About this exercise:
Return each line of the data that follows exactly as it reads.

(Dataset rows describing interfaces)
◆ ◆ ◆ ◆
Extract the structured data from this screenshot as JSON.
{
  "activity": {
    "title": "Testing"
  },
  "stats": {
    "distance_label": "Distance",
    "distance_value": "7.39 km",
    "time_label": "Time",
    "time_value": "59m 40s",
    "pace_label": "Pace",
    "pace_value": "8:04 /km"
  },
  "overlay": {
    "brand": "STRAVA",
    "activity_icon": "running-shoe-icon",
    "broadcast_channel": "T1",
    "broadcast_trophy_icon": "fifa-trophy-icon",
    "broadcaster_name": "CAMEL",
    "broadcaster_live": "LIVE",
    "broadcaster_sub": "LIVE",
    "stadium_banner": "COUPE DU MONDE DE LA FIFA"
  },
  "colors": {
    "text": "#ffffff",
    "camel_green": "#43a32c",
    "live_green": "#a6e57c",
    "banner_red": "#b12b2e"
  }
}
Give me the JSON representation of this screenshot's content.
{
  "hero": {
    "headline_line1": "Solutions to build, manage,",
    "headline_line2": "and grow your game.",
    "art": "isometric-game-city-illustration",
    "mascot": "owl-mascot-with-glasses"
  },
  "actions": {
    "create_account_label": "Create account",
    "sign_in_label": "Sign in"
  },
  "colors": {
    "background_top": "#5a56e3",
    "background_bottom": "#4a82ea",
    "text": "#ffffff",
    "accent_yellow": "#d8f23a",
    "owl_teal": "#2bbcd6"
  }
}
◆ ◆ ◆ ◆
Expected answer:
Extract the structured data from this screenshot as JSON.
{
  "activity": {
    "title": "Testing"
  },
  "stats": {
    "distance_label": "Distance",
    "distance_value": "7.39 km",
    "time_label": "Time",
    "time_value": "59m 40s",
    "pace_label": "Pace",
    "pace_value": "8:04 /km"
  },
  "overlay": {
    "brand": "STRAVA",
    "activity_icon": "running-shoe-icon",
    "broadcast_channel": "T1",
    "broadcast_trophy_icon": "fifa-trophy-icon",
    "broadcaster_name": "CAMEL",
    "broadcaster_live": "LIVE",
    "broadcaster_sub": "LIVE",
    "stadium_banner": "COUPE DU MONDE DE LA FIFA"
  },
  "colors": {
    "text": "#ffffff",
    "camel_green": "#43a32c",
    "live_green": "#a6e57c",
    "banner_red": "#b12b2e"
  }
}
Give me the JSON representation of this screenshot's content.
{
  "hero": {
    "headline_line1": "Solutions to build, manage,",
    "headline_line2": "and grow your game.",
    "art": "isometric-game-city-illustration",
    "mascot": "owl-mascot-with-glasses"
  },
  "actions": {
    "create_account_label": "Create account",
    "sign_in_label": "Sign in"
  },
  "colors": {
    "background_top": "#5a56e3",
    "background_bottom": "#4a82ea",
    "text": "#ffffff",
    "accent_yellow": "#d8f23a",
    "owl_teal": "#2bbcd6"
  }
}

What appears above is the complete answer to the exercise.